U.S. Classification96/6, 96/219, 604/126, 604/320, 210/416.1
International ClassificationA61M1/00, B01D19/00, A61M5/38
Cooperative ClassificationA61M5/385, A61M1/0049, B01D19/0031
European ClassificationB01D19/00F, A61M5/38B, A61M1/00H12
Legal Events
DateCodeEventDescription
Mar 27, 1998ASAssignment
Owner name: PALL CORPORATION, NEW YORK
Free format text: ASSIGNMENT OF ASSIGNORS INTEREST;ASSIGNOR:GELMAN SCIENCES, INC.;REEL/FRAME:009146/0135
Effective date: 19980317
Mar 23, 1998ASAssignment

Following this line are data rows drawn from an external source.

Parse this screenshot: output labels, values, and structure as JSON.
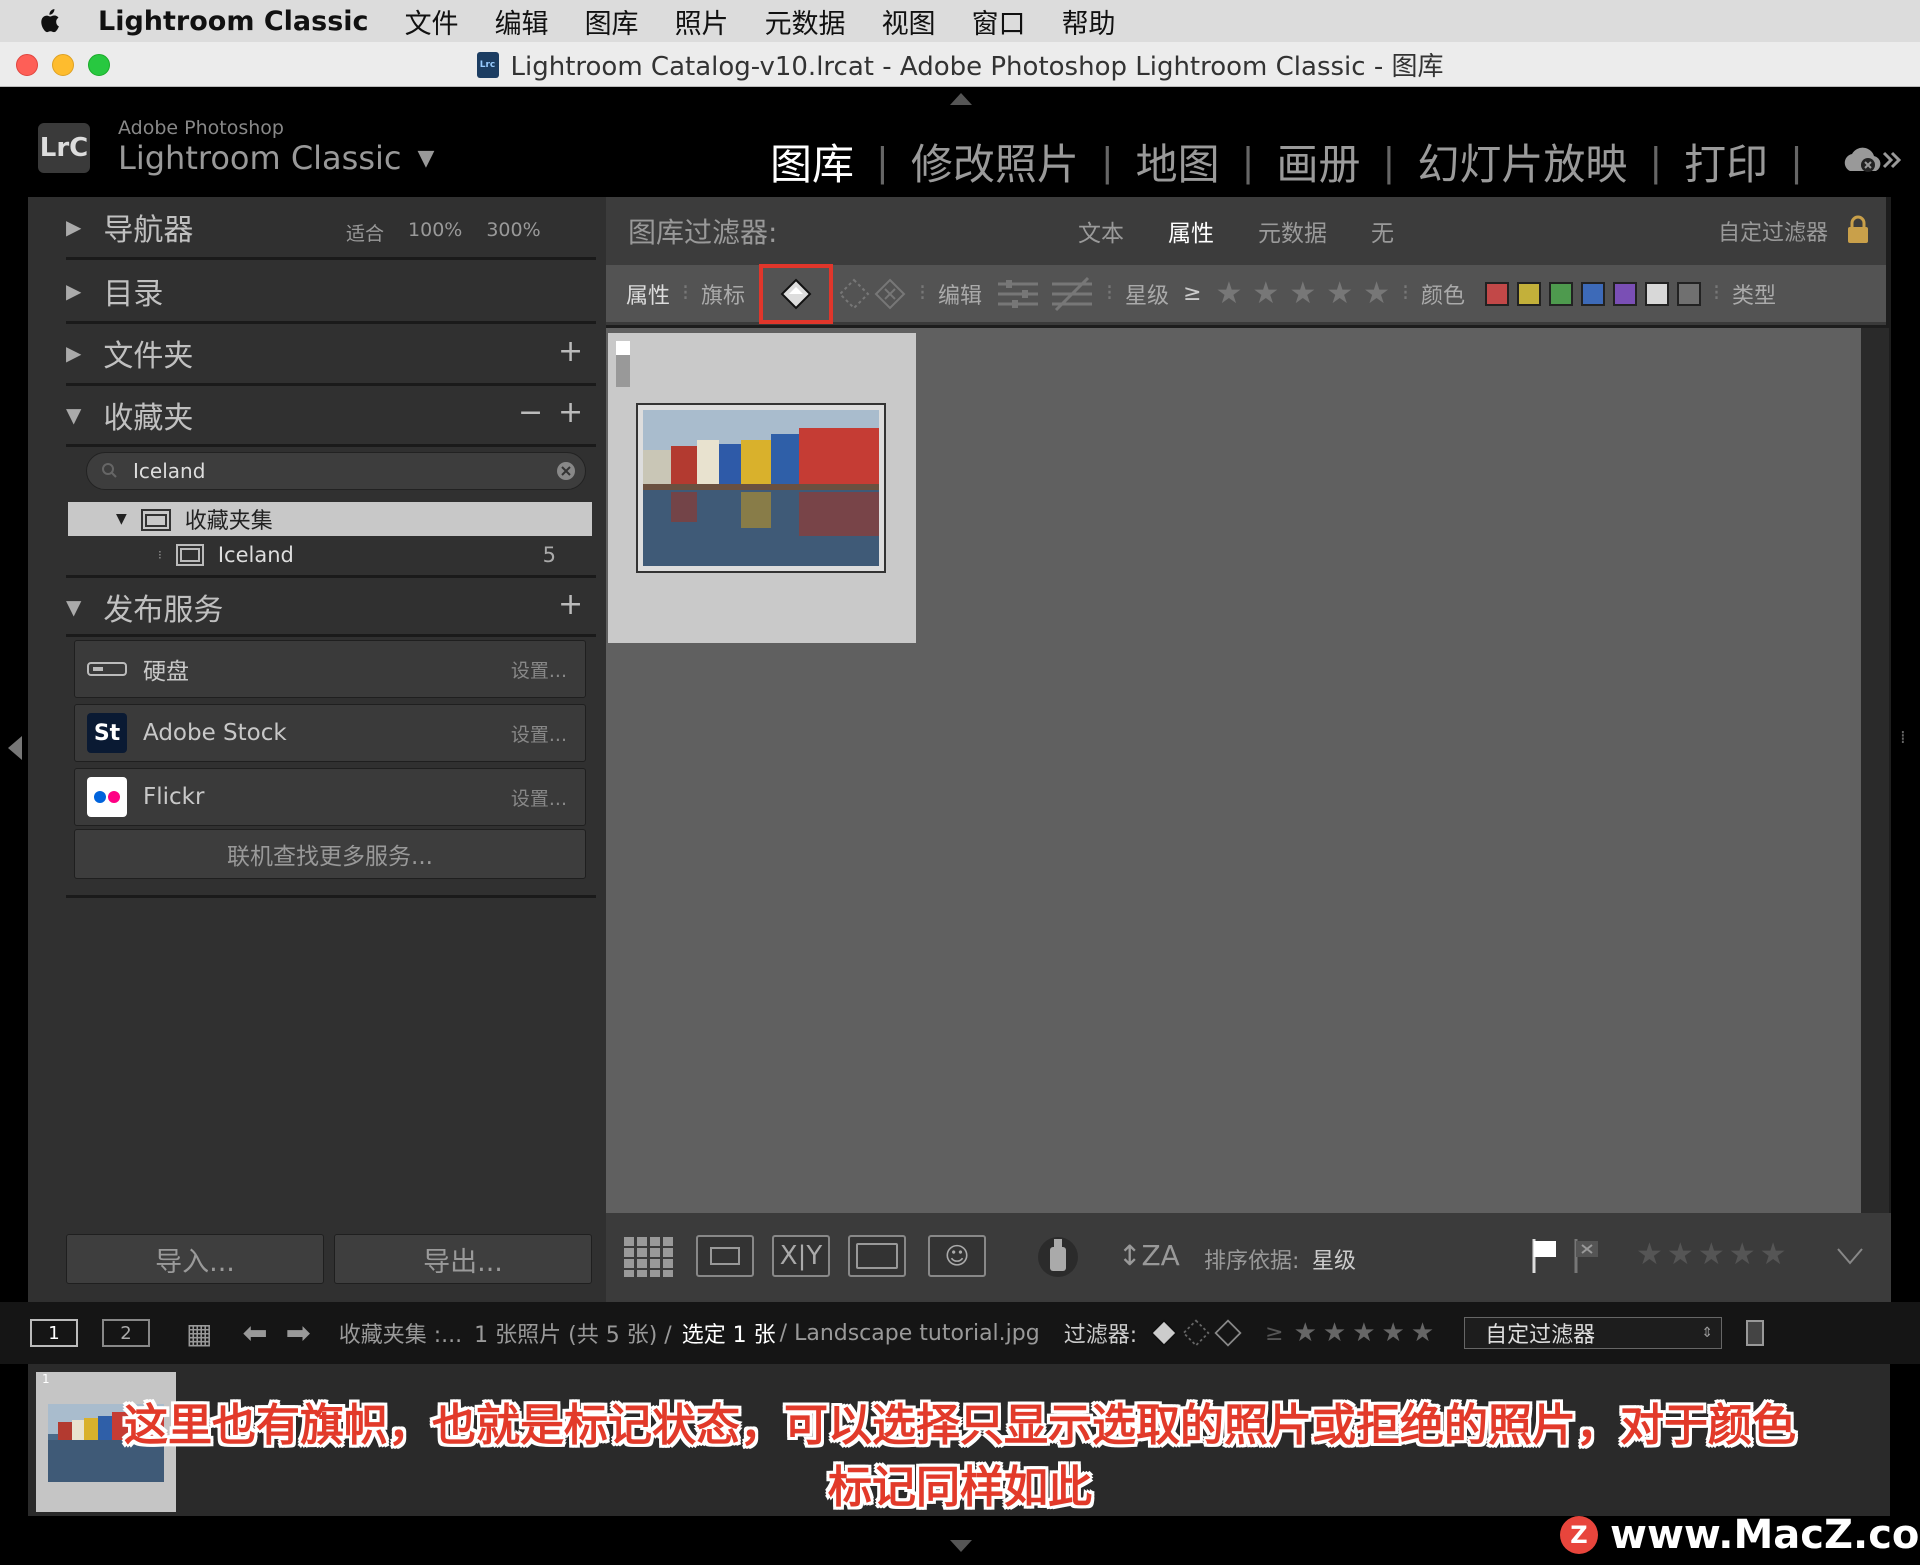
{
  "menubar": {
    "app_name": "Lightroom Classic",
    "items": [
      "文件",
      "编辑",
      "图库",
      "照片",
      "元数据",
      "视图",
      "窗口",
      "帮助"
    ]
  },
  "window": {
    "title": "Lightroom Catalog-v10.lrcat - Adobe Photoshop Lightroom Classic - 图库",
    "doc_icon_text": "Lrc"
  },
  "header": {
    "logo": "LrC",
    "brand_small": "Adobe Photoshop",
    "brand_large": "Lightroom Classic",
    "modules": [
      {
        "label": "图库",
        "active": true
      },
      {
        "label": "修改照片",
        "active": false
      },
      {
        "label": "地图",
        "active": false
      },
      {
        "label": "画册",
        "active": false
      },
      {
        "label": "幻灯片放映",
        "active": false
      },
      {
        "label": "打印",
        "active": false
      }
    ]
  },
  "left_panel": {
    "navigator": {
      "label": "导航器",
      "fit": "适合",
      "zoom1": "100%",
      "zoom2": "300%"
    },
    "catalog": {
      "label": "目录"
    },
    "folders": {
      "label": "文件夹"
    },
    "collections": {
      "label": "收藏夹",
      "search_value": "Iceland",
      "set_label": "收藏夹集",
      "item_label": "Iceland",
      "item_count": "5"
    },
    "publish": {
      "label": "发布服务",
      "services": [
        {
          "name": "硬盘",
          "setup": "设置..."
        },
        {
          "name": "Adobe Stock",
          "setup": "设置..."
        },
        {
          "name": "Flickr",
          "setup": "设置..."
        }
      ],
      "more": "联机查找更多服务..."
    },
    "import_label": "导入...",
    "export_label": "导出..."
  },
  "filter_bar": {
    "title": "图库过滤器:",
    "tabs": [
      {
        "label": "文本",
        "active": false
      },
      {
        "label": "属性",
        "active": true
      },
      {
        "label": "元数据",
        "active": false
      },
      {
        "label": "无",
        "active": false
      }
    ],
    "custom": "自定过滤器",
    "attr_label": "属性",
    "flag_label": "旗标",
    "edit_label": "编辑",
    "rating_label": "星级",
    "rating_op": "≥",
    "color_label": "颜色",
    "type_label": "类型",
    "color_swatches": [
      "#c24848",
      "#c3b03a",
      "#4e9a4e",
      "#3d6ab8",
      "#7a4fb5",
      "#d8d8d8",
      "#707070"
    ]
  },
  "toolbar": {
    "sort_label": "排序依据:",
    "sort_value": "星级"
  },
  "filmstrip_bar": {
    "screen1": "1",
    "screen2": "2",
    "path": "收藏夹集 :...",
    "count": "1 张照片 (共 5 张) /",
    "selected": "选定 1 张",
    "filename": "/ Landscape tutorial.jpg",
    "filter_label": "过滤器:",
    "rating_op": "≥",
    "custom_filter": "自定过滤器"
  },
  "thumb_index": "1",
  "caption": {
    "line1": "这里也有旗帜，也就是标记状态，可以选择只显示选取的照片或拒绝的照片，对于颜色",
    "line2": "标记同样如此"
  },
  "watermark": "www.MacZ.com",
  "colors": {
    "highlight_red": "#e0362b",
    "accent_text": "#e23a2a"
  }
}
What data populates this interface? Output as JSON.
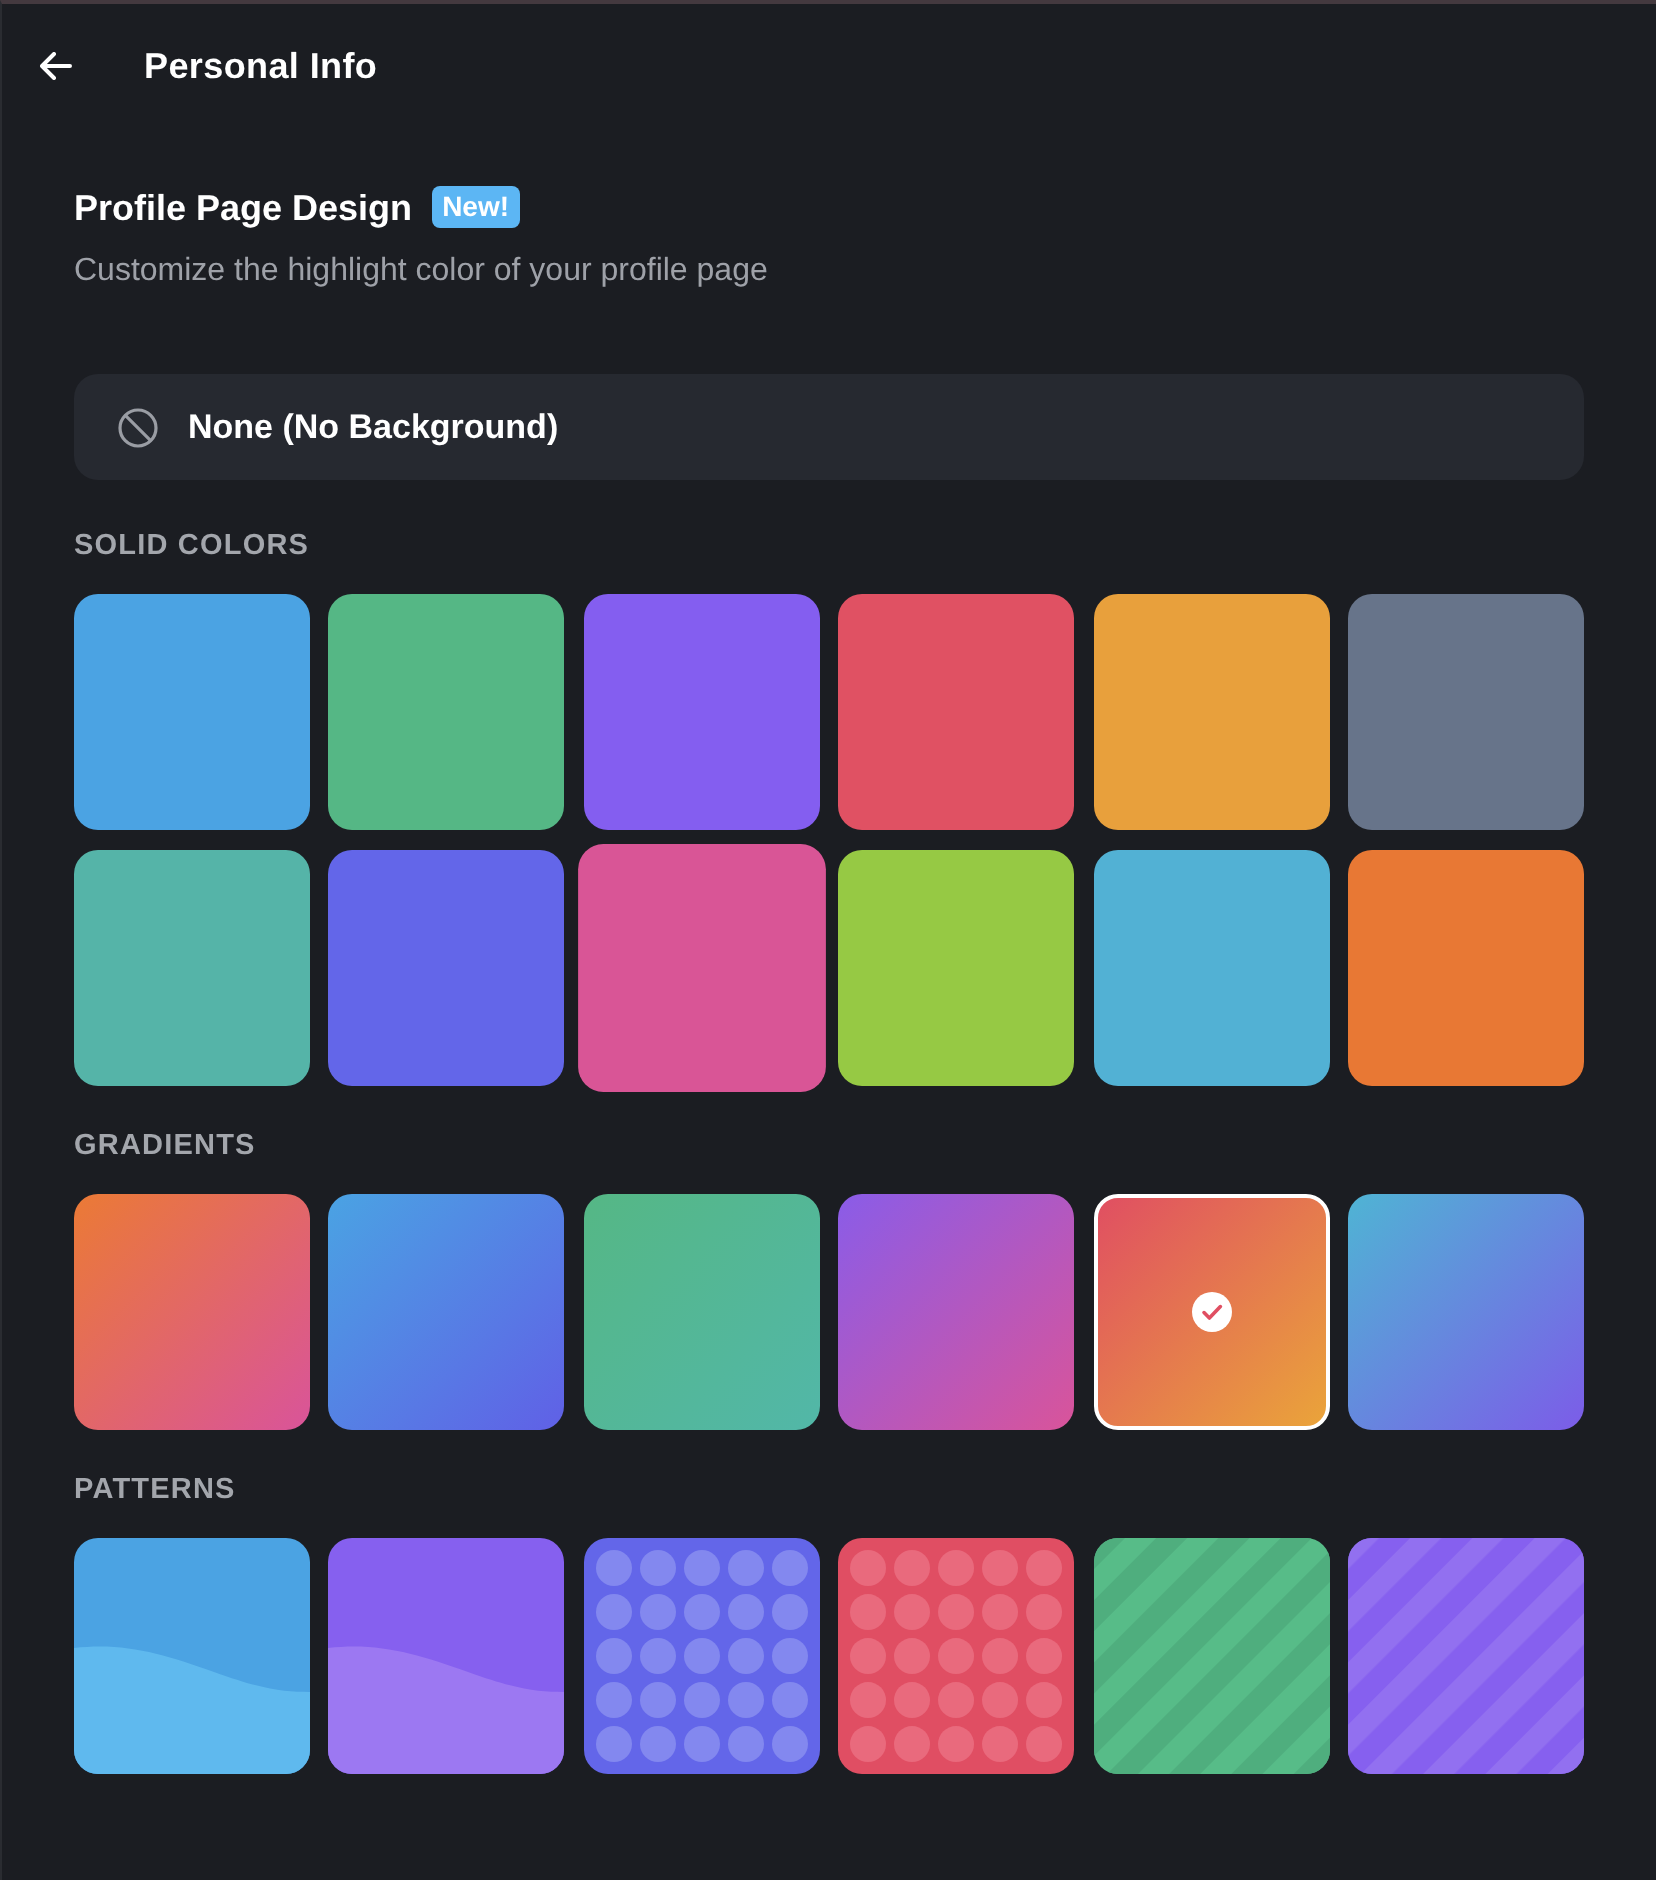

Owner name: GELMAN SCIENCES, INC., MICHIGAN
Free format text: STATEMENT OF CHANGE-SECURITY INTEREST;ASSIGNOR:NBD BANK, N.A.;REEL/FRAME:009052/0838
Effective date: 19980310
Dec 26, 1995FPAYFee payment
Year of fee payment: 12
Nov 1, 1991ASAssignment
Owner name: NBD BANK, N.A.
Free format text: SECURITY INTEREST;ASSIGNOR:GELMAN SCIENCES, INC., A CORP. OF MI;REEL/FRAME:005897/0628
Effective date: 19911025
Sep 30, 1991FPAYFee payment
Year of fee payment: 8
Jan 5, 1988FPAYFee payment
Year of fee payment: 4
Sep 14, 1981ASAssignment
Owner name: GELMAN SCIENCES, INC., ANN ARBOR, MI. A CORP. OF
Free format text: ASSIGNMENT OF ASSIGNORS INTEREST.;ASSIGNORS:VON REIS, CHARLES E.;VIZULIS, KARLIS;REEL/FRAME:003921/0307
Effective date: 19810821